Thomsen’s paintings aren’t abstruse in their abstraction and materiality. Rather, looking at them feels a bit like a treasure hunt. You may find in them what you bring to them, of course, but you’ll also detect recognizable objects buried beneath the surface debris. And then there are those earlier works in which “whispers of narrative realism” do add complications. This is work to be seen, studied, and seen again.
Throughout the year, Friedman Iverson will present several exhibitions in its office gallery space. Curator Christopher James, with input on this show from Kate Iverson (a long-time advocate of Thomsen, from whom her firm, Permanent Art & Design Group, has commissioned work), has made an auspicious start with Nebular Hypothesis. This office art gallery is one to watch.
Nebular Hypothesis, paintings by Michael Thomsen is on view through November 8 during business hours in the offices of Friedman Iverson, 509 First Avenue NE, #2, Minneapolis.
Camille LeFevre is a Twin Cities arts journalist and dance critic.
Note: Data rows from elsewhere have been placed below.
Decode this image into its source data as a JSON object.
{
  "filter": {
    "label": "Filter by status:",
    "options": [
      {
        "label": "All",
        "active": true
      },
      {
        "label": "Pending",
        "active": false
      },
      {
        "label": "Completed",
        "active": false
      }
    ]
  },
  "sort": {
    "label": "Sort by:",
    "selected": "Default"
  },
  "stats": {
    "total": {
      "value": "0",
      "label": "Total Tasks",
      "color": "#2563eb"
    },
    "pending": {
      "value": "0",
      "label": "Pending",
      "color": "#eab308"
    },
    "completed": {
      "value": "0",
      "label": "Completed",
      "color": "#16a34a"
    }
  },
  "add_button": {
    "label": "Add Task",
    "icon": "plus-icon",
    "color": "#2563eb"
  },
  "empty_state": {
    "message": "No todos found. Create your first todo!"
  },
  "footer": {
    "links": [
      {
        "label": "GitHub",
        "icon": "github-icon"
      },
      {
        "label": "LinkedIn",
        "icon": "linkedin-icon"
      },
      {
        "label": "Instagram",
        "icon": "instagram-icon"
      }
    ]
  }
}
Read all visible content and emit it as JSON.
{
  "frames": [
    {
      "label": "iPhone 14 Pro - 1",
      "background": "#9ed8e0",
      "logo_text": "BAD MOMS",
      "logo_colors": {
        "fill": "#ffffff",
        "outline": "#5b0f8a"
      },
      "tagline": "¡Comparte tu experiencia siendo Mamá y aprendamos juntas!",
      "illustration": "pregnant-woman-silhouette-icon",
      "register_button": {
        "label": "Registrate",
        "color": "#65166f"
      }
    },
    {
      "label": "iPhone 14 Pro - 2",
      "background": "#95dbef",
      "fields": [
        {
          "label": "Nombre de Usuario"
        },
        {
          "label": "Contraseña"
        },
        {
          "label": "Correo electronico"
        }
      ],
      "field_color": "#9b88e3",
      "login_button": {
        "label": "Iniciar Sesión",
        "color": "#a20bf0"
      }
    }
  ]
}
Viewfinder posts are your opportunity to “show & tell” about the everyday arts happenings, interesting sights and sounds made or as seen by Minnesota artists, because art is where you find it. Submit your own informal, first-person responses to the art around you to editor(at)mnartists.org, and we may well publish your piece here on the blog. (Guidelines: 300 words or less, not about your own event/work, and please include an image, media, video, or audio file, and one sentence about yourself.)